- EXERCISE
Every record below should be printed again exactly, with its pictures removed.

- Dataset rows describing interfaces
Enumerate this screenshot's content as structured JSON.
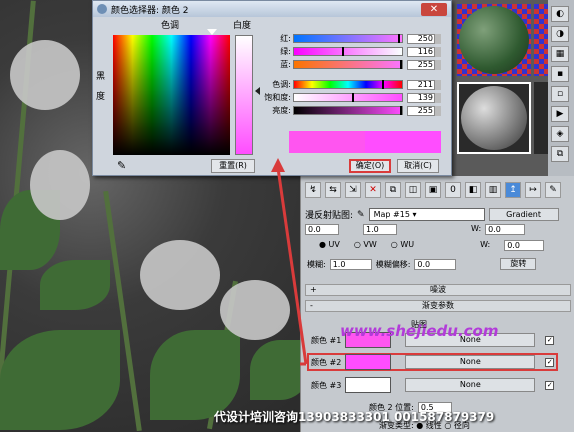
{
  "dialog": {
    "title": "颜色选择器: 颜色 2",
    "close_symbol": "✕",
    "labels": {
      "hue": "色调",
      "white": "白度",
      "black": "黑",
      "dud": "度"
    },
    "sliders": [
      {
        "name": "红:",
        "value": "250",
        "fill": 0.98
      },
      {
        "name": "绿:",
        "value": "116",
        "fill": 0.45
      },
      {
        "name": "蓝:",
        "value": "255",
        "fill": 1.0
      },
      {
        "name": "色调:",
        "value": "211",
        "fill": 0.83
      },
      {
        "name": "饱和度:",
        "value": "139",
        "fill": 0.55
      },
      {
        "name": "亮度:",
        "value": "255",
        "fill": 1.0
      }
    ],
    "reset_label": "重置(R)",
    "ok_label": "确定(O)",
    "cancel_label": "取消(C)"
  },
  "panel": {
    "map_label": "漫反射贴图:",
    "map_name": "Map #15",
    "gradient_label": "Gradient",
    "coords": {
      "u": "0.0",
      "v": "1.0",
      "w": "0.0",
      "w2": "0.0",
      "w_label": "W:",
      "v_label": "V:"
    },
    "radios": [
      "UV",
      "VW",
      "WU"
    ],
    "blur_label": "模糊:",
    "blur_value": "1.0",
    "blur_offset_label": "模糊偏移:",
    "blur_offset_value": "0.0",
    "rotate_label": "旋转",
    "noise_rollout": "噪波",
    "gradient_params_rollout": "渐变参数",
    "maps_label": "贴图",
    "colors": [
      {
        "label": "颜色 #1",
        "swatch": "#ff55f0",
        "map": "None"
      },
      {
        "label": "颜色 #2",
        "swatch": "#ff4dff",
        "map": "None"
      },
      {
        "label": "颜色 #3",
        "swatch": "#ffffff",
        "map": "None"
      }
    ],
    "pos_label": "颜色 2 位置:",
    "pos_value": "0.5",
    "gradtype_label": "渐变类型:",
    "gradtype_opts": [
      "线性",
      "径向"
    ]
  },
  "watermark": "www.shejiedu.com",
  "bottom_text": "代设计培训咨询13903833301  001587879379",
  "accent": "#d93b3b",
  "pink": "#ff4dff"
}
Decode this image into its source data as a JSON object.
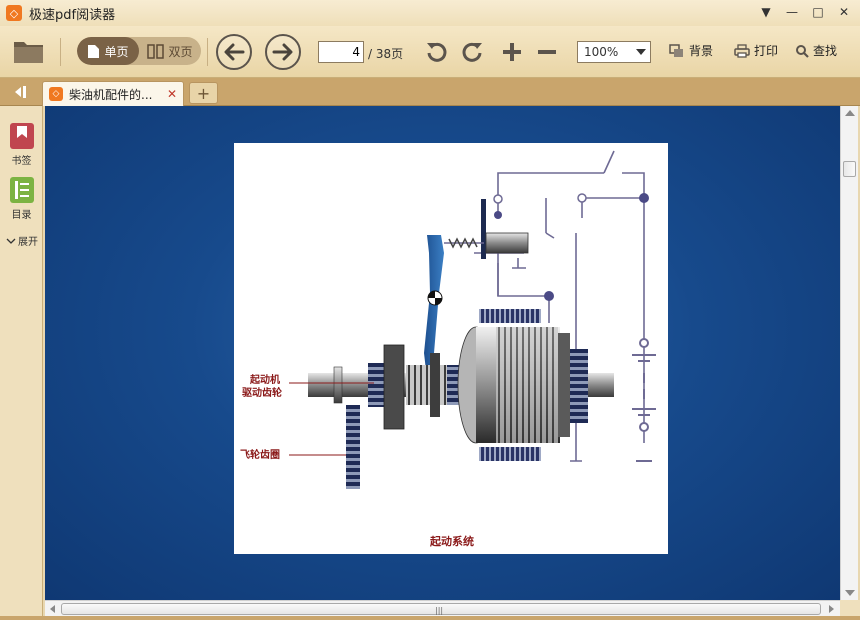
{
  "window": {
    "title": "极速pdf阅读器",
    "logo_glyph": "◇",
    "controls": {
      "menu": "▼",
      "minimize": "—",
      "maximize": "□",
      "close": "✕"
    }
  },
  "toolbar": {
    "single_page_label": "单页",
    "double_page_label": "双页",
    "current_page": "4",
    "total_pages": "/ 38页",
    "zoom_value": "100%",
    "background_label": "背景",
    "print_label": "打印",
    "search_label": "查找"
  },
  "tabs": {
    "items": [
      {
        "title": "柴油机配件的...",
        "close": "✕"
      }
    ],
    "add": "+"
  },
  "left_panel": {
    "bookmark_label": "书签",
    "toc_label": "目录",
    "expand_label": "展开"
  },
  "document": {
    "labels": {
      "starter_gear_line1": "起动机",
      "starter_gear_line2": "驱动齿轮",
      "flywheel": "飞轮齿圈",
      "caption": "起动系统"
    }
  },
  "scroll": {
    "grip": "|||"
  },
  "colors": {
    "accent": "#f07820",
    "toolbar": "#efdfb9",
    "viewer_bg": "#174a8c",
    "diagram_line": "#6e6a94",
    "diagram_label": "#8b1a1a"
  }
}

- RESPONSE
Enumerate this screenshot's content as structured JSON.
{
  "dialog": {
    "title": "颜色选择器: 颜色 2",
    "close_symbol": "✕",
    "labels": {
      "hue": "色调",
      "white": "白度",
      "black": "黑",
      "dud": "度"
    },
    "sliders": [
      {
        "name": "红:",
        "value": "250",
        "fill": 0.98
      },
      {
        "name": "绿:",
        "value": "116",
        "fill": 0.45
      },
      {
        "name": "蓝:",
        "value": "255",
        "fill": 1.0
      },
      {
        "name": "色调:",
        "value": "211",
        "fill": 0.83
      },
      {
        "name": "饱和度:",
        "value": "139",
        "fill": 0.55
      },
      {
        "name": "亮度:",
        "value": "255",
        "fill": 1.0
      }
    ],
    "reset_label": "重置(R)",
    "ok_label": "确定(O)",
    "cancel_label": "取消(C)"
  },
  "panel": {
    "map_label": "漫反射贴图:",
    "map_name": "Map #15",
    "gradient_label": "Gradient",
    "coords": {
      "u": "0.0",
      "v": "1.0",
      "w": "0.0",
      "w2": "0.0",
      "w_label": "W:",
      "v_label": "V:"
    },
    "radios": [
      "UV",
      "VW",
      "WU"
    ],
    "blur_label": "模糊:",
    "blur_value": "1.0",
    "blur_offset_label": "模糊偏移:",
    "blur_offset_value": "0.0",
    "rotate_label": "旋转",
    "noise_rollout": "噪波",
    "gradient_params_rollout": "渐变参数",
    "maps_label": "贴图",
    "colors": [
      {
        "label": "颜色 #1",
        "swatch": "#ff55f0",
        "map": "None"
      },
      {
        "label": "颜色 #2",
        "swatch": "#ff4dff",
        "map": "None"
      },
      {
        "label": "颜色 #3",
        "swatch": "#ffffff",
        "map": "None"
      }
    ],
    "pos_label": "颜色 2 位置:",
    "pos_value": "0.5",
    "gradtype_label": "渐变类型:",
    "gradtype_opts": [
      "线性",
      "径向"
    ]
  },
  "watermark": "www.shejiedu.com",
  "bottom_text": "代设计培训咨询13903833301  001587879379",
  "accent": "#d93b3b",
  "pink": "#ff4dff"
}
Decode this image into its source data as a JSON object.
{
  "window": {
    "title": "极速pdf阅读器",
    "logo_glyph": "◇",
    "controls": {
      "menu": "▼",
      "minimize": "—",
      "maximize": "□",
      "close": "✕"
    }
  },
  "toolbar": {
    "single_page_label": "单页",
    "double_page_label": "双页",
    "current_page": "4",
    "total_pages": "/ 38页",
    "zoom_value": "100%",
    "background_label": "背景",
    "print_label": "打印",
    "search_label": "查找"
  },
  "tabs": {
    "items": [
      {
        "title": "柴油机配件的...",
        "close": "✕"
      }
    ],
    "add": "+"
  },
  "left_panel": {
    "bookmark_label": "书签",
    "toc_label": "目录",
    "expand_label": "展开"
  },
  "document": {
    "labels": {
      "starter_gear_line1": "起动机",
      "starter_gear_line2": "驱动齿轮",
      "flywheel": "飞轮齿圈",
      "caption": "起动系统"
    }
  },
  "scroll": {
    "grip": "|||"
  },
  "colors": {
    "accent": "#f07820",
    "toolbar": "#efdfb9",
    "viewer_bg": "#174a8c",
    "diagram_line": "#6e6a94",
    "diagram_label": "#8b1a1a"
  }
}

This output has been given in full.